◆ **To do**
Write the listing out once more, identical to the original but without pictures.

◆ **Records supplied**

Segment Open

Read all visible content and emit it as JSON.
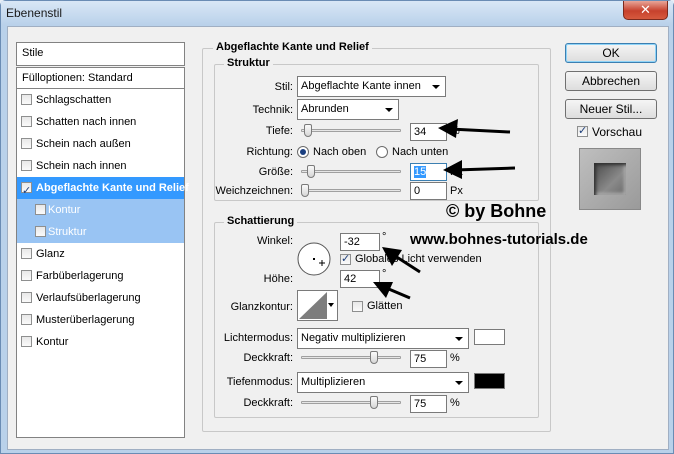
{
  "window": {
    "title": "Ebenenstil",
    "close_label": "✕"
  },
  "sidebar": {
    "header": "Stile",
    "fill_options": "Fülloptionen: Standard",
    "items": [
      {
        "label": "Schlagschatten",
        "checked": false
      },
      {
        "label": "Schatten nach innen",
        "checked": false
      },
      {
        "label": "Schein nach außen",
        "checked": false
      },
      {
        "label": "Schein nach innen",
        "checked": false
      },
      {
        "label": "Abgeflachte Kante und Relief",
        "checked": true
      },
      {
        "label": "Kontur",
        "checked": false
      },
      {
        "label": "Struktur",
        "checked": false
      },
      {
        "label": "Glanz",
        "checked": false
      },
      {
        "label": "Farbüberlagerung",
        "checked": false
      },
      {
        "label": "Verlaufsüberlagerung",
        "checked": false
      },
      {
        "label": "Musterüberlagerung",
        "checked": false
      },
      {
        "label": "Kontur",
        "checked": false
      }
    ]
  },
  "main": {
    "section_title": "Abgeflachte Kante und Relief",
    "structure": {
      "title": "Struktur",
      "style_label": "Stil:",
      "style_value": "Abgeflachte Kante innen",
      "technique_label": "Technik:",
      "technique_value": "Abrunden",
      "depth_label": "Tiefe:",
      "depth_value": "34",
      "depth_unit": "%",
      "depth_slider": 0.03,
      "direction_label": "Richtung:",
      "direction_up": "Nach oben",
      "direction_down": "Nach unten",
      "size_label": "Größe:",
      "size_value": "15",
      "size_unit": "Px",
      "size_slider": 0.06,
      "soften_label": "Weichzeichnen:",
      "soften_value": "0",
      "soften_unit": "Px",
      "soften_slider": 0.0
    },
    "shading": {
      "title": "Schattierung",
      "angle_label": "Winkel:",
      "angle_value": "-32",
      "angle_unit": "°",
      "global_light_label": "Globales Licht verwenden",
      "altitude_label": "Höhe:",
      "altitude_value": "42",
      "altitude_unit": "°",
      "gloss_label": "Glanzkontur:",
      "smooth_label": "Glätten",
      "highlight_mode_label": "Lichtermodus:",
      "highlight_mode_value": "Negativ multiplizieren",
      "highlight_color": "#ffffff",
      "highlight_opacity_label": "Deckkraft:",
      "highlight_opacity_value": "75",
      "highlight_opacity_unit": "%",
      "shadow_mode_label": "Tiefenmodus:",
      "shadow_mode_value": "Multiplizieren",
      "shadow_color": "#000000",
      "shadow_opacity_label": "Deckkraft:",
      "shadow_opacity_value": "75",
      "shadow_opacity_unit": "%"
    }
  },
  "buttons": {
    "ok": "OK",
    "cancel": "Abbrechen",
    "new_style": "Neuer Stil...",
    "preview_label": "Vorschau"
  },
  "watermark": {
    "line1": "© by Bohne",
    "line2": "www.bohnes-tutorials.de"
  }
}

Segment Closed

◆ **Answer for this exercise**
Read all visible content and emit it as JSON.
{
  "window": {
    "title": "Ebenenstil",
    "close_label": "✕"
  },
  "sidebar": {
    "header": "Stile",
    "fill_options": "Fülloptionen: Standard",
    "items": [
      {
        "label": "Schlagschatten",
        "checked": false
      },
      {
        "label": "Schatten nach innen",
        "checked": false
      },
      {
        "label": "Schein nach außen",
        "checked": false
      },
      {
        "label": "Schein nach innen",
        "checked": false
      },
      {
        "label": "Abgeflachte Kante und Relief",
        "checked": true
      },
      {
        "label": "Kontur",
        "checked": false
      },
      {
        "label": "Struktur",
        "checked": false
      },
      {
        "label": "Glanz",
        "checked": false
      },
      {
        "label": "Farbüberlagerung",
        "checked": false
      },
      {
        "label": "Verlaufsüberlagerung",
        "checked": false
      },
      {
        "label": "Musterüberlagerung",
        "checked": false
      },
      {
        "label": "Kontur",
        "checked": false
      }
    ]
  },
  "main": {
    "section_title": "Abgeflachte Kante und Relief",
    "structure": {
      "title": "Struktur",
      "style_label": "Stil:",
      "style_value": "Abgeflachte Kante innen",
      "technique_label": "Technik:",
      "technique_value": "Abrunden",
      "depth_label": "Tiefe:",
      "depth_value": "34",
      "depth_unit": "%",
      "depth_slider": 0.03,
      "direction_label": "Richtung:",
      "direction_up": "Nach oben",
      "direction_down": "Nach unten",
      "size_label": "Größe:",
      "size_value": "15",
      "size_unit": "Px",
      "size_slider": 0.06,
      "soften_label": "Weichzeichnen:",
      "soften_value": "0",
      "soften_unit": "Px",
      "soften_slider": 0.0
    },
    "shading": {
      "title": "Schattierung",
      "angle_label": "Winkel:",
      "angle_value": "-32",
      "angle_unit": "°",
      "global_light_label": "Globales Licht verwenden",
      "altitude_label": "Höhe:",
      "altitude_value": "42",
      "altitude_unit": "°",
      "gloss_label": "Glanzkontur:",
      "smooth_label": "Glätten",
      "highlight_mode_label": "Lichtermodus:",
      "highlight_mode_value": "Negativ multiplizieren",
      "highlight_color": "#ffffff",
      "highlight_opacity_label": "Deckkraft:",
      "highlight_opacity_value": "75",
      "highlight_opacity_unit": "%",
      "shadow_mode_label": "Tiefenmodus:",
      "shadow_mode_value": "Multiplizieren",
      "shadow_color": "#000000",
      "shadow_opacity_label": "Deckkraft:",
      "shadow_opacity_value": "75",
      "shadow_opacity_unit": "%"
    }
  },
  "buttons": {
    "ok": "OK",
    "cancel": "Abbrechen",
    "new_style": "Neuer Stil...",
    "preview_label": "Vorschau"
  },
  "watermark": {
    "line1": "© by Bohne",
    "line2": "www.bohnes-tutorials.de"
  }
}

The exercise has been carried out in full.